*** Opening Data listing ***

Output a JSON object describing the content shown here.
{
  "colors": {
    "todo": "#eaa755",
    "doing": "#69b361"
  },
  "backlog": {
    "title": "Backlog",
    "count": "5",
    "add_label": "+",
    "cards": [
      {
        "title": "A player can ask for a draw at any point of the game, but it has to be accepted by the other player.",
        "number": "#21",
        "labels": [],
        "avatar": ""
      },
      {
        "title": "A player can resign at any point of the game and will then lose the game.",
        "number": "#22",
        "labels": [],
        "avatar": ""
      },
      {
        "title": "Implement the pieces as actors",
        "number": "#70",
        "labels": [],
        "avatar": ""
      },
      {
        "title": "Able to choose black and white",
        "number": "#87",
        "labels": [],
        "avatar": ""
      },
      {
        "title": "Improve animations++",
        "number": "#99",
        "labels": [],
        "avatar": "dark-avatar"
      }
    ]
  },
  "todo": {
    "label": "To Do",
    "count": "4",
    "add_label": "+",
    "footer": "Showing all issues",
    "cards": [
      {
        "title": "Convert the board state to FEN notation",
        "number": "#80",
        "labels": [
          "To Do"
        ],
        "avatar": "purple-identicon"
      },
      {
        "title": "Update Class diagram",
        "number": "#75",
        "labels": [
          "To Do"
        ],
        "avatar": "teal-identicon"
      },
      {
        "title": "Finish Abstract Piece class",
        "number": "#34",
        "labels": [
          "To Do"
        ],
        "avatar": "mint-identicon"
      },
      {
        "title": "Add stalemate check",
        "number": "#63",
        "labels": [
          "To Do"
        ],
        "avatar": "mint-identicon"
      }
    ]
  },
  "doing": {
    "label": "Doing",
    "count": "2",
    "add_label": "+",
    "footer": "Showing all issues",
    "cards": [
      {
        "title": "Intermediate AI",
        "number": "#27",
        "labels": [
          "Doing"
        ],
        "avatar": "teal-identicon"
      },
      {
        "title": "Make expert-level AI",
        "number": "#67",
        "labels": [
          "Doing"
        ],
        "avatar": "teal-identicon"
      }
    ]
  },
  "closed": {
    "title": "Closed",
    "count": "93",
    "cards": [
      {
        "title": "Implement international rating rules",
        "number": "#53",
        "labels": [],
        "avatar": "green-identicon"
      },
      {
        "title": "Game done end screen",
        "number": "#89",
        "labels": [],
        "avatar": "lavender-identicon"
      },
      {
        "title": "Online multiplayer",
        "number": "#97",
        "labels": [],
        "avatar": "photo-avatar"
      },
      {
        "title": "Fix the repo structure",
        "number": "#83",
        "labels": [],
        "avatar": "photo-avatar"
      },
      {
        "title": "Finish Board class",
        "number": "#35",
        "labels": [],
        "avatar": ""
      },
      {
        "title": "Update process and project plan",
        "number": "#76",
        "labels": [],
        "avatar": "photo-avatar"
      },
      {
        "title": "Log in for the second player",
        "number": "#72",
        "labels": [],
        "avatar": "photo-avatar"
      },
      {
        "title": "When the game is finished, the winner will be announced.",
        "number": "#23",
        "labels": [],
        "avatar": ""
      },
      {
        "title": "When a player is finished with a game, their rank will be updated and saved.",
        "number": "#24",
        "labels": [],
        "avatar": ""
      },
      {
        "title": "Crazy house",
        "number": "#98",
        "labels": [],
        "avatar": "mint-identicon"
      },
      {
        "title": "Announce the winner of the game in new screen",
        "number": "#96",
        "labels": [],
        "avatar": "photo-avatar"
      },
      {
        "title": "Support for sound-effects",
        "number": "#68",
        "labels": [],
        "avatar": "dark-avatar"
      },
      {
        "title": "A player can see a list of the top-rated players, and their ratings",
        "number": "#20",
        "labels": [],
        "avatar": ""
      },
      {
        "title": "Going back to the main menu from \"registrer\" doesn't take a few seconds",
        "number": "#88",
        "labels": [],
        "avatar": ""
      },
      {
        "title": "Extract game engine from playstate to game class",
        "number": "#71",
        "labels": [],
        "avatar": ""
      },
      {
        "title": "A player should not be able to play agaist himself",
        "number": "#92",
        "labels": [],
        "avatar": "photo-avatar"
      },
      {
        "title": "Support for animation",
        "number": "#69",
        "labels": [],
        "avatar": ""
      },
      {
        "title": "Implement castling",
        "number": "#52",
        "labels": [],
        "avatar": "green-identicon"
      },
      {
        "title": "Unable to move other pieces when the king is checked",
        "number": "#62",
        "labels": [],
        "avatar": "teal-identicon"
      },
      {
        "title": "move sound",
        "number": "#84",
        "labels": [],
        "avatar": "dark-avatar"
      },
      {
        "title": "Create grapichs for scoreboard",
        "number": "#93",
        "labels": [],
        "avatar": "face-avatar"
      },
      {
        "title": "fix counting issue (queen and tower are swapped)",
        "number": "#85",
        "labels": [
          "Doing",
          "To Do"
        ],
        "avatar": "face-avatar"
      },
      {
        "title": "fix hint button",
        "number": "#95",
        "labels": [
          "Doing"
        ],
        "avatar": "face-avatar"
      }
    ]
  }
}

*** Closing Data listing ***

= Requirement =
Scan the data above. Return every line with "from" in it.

= Solution =
        "title": "Going back to the main menu from \"registrer\" doesn't take a few seconds",
        "title": "Extract game engine from playstate to game class",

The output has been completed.